ISLAMABAD: Pakistan has urged Britain to play a role in ensuring the resumption of the stalled dialogue with India, and to help stop the alleged human rights violations in Jammu and Kashmir.

Prime Minister's Special Assistant on Foreign Affairs Syed Tariq Fatemi, during a meeting with Britain's National Security Adviser Mark Lyall Grant on Sunday said the UK being a member of the UN Security Council should urge India to end human rights violations in Kashmir.

"As a country with historic links to this region and as a member-state of the UN Security Council [five permanent members], it was incumbent on Britain to urge India to end its human rights violations in the occupied territory and to enter into a sustained dialogue with Pakistan so as to enable the two countries to peacefully resolve their differences," Fatemi said, Dawn reported.

According to a statement issued by the Pakistani Foreign Office, regional security issues and matters of mutual interest were discussed during the meeting.
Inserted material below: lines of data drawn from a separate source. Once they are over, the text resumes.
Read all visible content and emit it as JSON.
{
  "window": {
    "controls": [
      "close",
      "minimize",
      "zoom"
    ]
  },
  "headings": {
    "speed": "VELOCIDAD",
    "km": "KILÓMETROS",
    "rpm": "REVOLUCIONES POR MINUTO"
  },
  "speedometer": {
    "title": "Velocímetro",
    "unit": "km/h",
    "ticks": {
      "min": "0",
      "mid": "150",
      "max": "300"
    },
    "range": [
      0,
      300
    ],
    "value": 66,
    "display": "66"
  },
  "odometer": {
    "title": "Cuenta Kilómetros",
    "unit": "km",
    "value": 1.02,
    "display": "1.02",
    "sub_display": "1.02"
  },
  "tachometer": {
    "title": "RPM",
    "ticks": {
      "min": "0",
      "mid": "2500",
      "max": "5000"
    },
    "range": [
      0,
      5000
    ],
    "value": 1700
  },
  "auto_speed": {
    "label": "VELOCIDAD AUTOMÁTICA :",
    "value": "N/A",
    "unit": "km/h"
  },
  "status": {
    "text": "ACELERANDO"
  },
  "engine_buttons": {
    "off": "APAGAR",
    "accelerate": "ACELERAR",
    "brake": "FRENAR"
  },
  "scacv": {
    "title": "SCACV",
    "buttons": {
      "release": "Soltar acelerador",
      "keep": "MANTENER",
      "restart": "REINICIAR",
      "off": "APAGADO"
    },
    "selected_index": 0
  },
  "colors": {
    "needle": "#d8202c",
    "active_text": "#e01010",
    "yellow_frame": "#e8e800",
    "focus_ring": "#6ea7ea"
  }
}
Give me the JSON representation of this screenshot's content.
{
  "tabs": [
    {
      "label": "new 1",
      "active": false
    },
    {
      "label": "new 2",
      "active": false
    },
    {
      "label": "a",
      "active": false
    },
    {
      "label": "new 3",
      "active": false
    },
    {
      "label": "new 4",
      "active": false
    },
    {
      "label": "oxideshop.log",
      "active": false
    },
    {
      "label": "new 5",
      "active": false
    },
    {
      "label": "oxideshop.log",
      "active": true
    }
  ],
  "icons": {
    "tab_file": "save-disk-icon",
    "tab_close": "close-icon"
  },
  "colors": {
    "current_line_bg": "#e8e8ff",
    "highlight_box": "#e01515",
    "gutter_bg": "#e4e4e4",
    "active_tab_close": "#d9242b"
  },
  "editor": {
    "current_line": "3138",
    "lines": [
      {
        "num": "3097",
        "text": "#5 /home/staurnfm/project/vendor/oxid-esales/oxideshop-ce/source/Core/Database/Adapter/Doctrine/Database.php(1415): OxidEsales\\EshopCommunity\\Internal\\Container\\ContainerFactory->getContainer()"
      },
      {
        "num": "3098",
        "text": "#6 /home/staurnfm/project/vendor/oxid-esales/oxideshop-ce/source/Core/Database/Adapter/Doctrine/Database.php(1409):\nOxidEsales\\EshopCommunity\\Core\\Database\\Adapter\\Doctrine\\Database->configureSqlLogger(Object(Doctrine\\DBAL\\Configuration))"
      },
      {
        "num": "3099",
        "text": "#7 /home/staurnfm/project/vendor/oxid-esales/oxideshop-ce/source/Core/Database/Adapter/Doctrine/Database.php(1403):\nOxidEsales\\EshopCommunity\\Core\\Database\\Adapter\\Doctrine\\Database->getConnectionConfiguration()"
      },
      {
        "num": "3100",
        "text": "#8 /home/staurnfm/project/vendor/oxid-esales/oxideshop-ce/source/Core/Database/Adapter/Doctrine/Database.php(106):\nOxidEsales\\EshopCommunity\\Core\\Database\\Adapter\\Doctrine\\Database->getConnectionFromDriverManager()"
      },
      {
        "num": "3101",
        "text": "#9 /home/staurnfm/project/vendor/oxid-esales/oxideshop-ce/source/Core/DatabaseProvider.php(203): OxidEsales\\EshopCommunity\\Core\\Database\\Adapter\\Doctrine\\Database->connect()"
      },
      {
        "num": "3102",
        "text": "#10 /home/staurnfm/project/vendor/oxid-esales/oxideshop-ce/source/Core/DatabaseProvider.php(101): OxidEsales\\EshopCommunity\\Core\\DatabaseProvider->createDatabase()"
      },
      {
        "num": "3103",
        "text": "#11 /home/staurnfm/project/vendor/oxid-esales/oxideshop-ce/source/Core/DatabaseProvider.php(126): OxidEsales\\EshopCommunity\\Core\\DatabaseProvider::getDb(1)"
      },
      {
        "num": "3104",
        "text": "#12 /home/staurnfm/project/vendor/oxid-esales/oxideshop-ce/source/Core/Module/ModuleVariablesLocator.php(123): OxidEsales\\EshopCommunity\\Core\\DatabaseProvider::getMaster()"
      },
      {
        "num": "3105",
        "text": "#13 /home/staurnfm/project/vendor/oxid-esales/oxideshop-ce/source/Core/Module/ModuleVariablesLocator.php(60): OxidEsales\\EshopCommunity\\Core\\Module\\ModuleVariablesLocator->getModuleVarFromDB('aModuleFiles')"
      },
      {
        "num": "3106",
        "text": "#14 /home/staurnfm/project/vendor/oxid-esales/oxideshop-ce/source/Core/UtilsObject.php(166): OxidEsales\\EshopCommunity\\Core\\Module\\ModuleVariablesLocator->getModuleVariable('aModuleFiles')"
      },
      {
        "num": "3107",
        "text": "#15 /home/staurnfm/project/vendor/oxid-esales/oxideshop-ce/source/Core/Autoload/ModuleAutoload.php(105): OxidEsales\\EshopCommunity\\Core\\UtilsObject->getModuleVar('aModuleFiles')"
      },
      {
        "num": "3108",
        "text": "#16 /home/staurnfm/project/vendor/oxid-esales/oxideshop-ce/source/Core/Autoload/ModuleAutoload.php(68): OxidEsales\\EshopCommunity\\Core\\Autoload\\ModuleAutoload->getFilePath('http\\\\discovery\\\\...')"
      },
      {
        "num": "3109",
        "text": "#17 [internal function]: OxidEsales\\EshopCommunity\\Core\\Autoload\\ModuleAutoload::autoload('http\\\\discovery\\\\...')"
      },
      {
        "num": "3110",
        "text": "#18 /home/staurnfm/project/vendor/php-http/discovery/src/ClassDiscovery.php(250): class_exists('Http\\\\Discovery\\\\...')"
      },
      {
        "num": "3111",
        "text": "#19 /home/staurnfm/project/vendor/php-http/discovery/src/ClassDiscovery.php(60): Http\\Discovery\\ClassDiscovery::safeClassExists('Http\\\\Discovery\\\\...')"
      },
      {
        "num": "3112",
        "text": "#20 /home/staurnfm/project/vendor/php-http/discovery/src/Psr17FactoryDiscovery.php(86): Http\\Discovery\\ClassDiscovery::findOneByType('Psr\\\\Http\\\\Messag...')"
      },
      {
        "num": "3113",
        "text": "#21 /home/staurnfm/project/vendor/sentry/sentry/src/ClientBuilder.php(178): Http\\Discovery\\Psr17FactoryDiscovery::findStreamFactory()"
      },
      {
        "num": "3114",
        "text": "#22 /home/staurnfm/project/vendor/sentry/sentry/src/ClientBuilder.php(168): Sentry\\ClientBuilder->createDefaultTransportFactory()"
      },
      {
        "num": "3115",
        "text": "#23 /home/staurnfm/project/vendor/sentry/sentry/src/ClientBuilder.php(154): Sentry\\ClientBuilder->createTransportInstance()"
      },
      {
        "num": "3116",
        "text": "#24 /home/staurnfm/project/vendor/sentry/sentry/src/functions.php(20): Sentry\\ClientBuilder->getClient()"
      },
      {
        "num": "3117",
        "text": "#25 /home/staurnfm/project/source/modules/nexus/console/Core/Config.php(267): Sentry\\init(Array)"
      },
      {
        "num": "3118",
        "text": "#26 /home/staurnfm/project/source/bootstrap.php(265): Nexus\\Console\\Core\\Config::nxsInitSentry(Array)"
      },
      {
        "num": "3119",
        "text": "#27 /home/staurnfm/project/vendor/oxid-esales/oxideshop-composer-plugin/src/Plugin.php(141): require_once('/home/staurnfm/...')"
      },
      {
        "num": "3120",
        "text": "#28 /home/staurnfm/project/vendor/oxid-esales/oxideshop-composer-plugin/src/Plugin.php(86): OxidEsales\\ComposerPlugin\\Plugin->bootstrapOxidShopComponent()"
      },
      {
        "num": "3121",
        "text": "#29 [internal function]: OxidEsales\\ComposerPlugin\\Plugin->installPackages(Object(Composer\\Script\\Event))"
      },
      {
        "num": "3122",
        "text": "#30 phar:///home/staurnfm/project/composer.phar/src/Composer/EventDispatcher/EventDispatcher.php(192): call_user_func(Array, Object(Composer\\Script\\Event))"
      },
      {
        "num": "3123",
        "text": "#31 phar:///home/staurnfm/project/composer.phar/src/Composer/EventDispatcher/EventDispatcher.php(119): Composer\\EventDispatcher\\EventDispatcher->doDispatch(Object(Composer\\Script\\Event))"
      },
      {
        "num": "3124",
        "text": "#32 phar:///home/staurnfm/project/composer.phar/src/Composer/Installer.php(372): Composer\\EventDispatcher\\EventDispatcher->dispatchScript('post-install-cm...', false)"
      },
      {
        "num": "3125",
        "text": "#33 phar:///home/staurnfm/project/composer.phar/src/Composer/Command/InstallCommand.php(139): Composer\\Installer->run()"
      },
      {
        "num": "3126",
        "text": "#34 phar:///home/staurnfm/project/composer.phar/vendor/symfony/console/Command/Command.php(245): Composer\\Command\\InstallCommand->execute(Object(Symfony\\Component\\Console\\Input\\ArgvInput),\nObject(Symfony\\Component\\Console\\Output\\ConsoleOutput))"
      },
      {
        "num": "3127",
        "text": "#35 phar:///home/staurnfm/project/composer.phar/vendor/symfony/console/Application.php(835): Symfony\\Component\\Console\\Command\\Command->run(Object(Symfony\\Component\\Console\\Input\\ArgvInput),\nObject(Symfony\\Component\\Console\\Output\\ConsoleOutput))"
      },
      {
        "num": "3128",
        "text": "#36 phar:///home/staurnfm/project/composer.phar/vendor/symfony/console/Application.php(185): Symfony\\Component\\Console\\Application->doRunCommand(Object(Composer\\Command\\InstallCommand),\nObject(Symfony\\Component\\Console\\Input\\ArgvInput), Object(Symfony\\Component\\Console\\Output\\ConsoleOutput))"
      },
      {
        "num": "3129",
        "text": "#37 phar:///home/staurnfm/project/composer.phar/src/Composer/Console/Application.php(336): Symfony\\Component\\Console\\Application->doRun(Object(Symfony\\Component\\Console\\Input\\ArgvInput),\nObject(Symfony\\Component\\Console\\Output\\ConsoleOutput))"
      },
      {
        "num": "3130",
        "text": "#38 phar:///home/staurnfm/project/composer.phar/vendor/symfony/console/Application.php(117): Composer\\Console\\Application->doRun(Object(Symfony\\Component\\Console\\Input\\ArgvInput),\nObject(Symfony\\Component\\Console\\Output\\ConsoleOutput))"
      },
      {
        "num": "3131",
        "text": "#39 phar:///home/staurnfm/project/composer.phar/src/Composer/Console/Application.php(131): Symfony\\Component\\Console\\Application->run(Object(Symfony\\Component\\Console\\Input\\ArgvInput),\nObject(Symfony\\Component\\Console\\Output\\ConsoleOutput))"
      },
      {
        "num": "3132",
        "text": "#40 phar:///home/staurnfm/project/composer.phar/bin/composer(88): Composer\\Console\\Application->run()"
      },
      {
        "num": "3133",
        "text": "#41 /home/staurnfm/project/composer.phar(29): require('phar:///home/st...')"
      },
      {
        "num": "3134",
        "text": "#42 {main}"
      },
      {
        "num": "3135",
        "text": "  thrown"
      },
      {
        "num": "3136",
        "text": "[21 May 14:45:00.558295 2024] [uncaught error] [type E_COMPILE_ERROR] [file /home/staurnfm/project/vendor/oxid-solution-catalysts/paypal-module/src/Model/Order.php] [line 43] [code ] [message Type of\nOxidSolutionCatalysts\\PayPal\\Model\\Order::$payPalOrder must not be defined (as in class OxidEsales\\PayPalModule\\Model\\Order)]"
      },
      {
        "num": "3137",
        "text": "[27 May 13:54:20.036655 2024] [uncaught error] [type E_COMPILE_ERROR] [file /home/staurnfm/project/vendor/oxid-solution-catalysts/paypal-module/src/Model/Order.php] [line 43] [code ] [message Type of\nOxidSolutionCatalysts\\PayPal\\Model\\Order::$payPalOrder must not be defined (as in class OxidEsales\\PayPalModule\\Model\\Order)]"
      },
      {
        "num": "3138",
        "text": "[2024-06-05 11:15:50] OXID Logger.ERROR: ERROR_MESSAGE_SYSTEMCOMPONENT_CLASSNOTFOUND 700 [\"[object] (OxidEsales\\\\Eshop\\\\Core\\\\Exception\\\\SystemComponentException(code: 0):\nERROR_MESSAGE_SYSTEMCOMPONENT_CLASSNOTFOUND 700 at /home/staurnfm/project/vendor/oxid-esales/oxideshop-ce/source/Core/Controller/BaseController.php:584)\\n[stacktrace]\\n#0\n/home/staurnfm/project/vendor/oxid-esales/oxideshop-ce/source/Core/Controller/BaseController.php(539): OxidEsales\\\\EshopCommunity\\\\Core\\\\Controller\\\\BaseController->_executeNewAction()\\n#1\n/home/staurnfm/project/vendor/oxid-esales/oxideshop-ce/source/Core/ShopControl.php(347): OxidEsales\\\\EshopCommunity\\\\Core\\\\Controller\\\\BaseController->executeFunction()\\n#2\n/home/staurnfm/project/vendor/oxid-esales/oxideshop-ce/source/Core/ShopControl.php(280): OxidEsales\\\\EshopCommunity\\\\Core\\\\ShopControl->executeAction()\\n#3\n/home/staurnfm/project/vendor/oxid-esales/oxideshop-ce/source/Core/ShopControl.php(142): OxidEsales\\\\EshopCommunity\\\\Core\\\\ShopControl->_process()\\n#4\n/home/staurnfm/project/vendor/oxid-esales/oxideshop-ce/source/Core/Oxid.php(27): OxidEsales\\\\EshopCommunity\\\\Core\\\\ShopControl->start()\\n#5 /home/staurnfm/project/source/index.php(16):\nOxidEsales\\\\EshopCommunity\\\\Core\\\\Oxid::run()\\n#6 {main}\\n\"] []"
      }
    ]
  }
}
Grant acknowledged the important role being played by Pakistan in promoting peace and stability in the region, the successes made by the country and the sacrifices rendered by its people in the fight against terrorism.

He reaffirmed Britain's continued support for Pakistan in this endeavour.

Grant was briefed on the continuing ceasefire violations by India along the Line of Control and the Working Boundary and was told that two women and two children were injured in a recent incident of cross-border shelling.

Meanwhile, Prime Minister Nawaz Sharif on Monday said Kashmir is the “core issue” between India and Pakistan and its resolution would ensure durable peace in the region.

“Kashmir issue must be resolved according to the UN resolutions as per the commitments made by the Indian Government,” Sharif told British National Security Adviser Sir Mark Lyall Grant, who called on him at PM House in Islamabad.

Be Part of Quality Journalism

Quality journalism takes a lot of time, money and hard work to produce and despite all the hardships we still do it. Our reporters and editors are working overtime in Kashmir and beyond to cover what you care about, break big stories, and expose injustices that can change lives. Today more people are reading Kashmir Observer than ever, but only a handful are paying while advertising revenues are falling fast.



Leave a Reply

Your email address will not be published.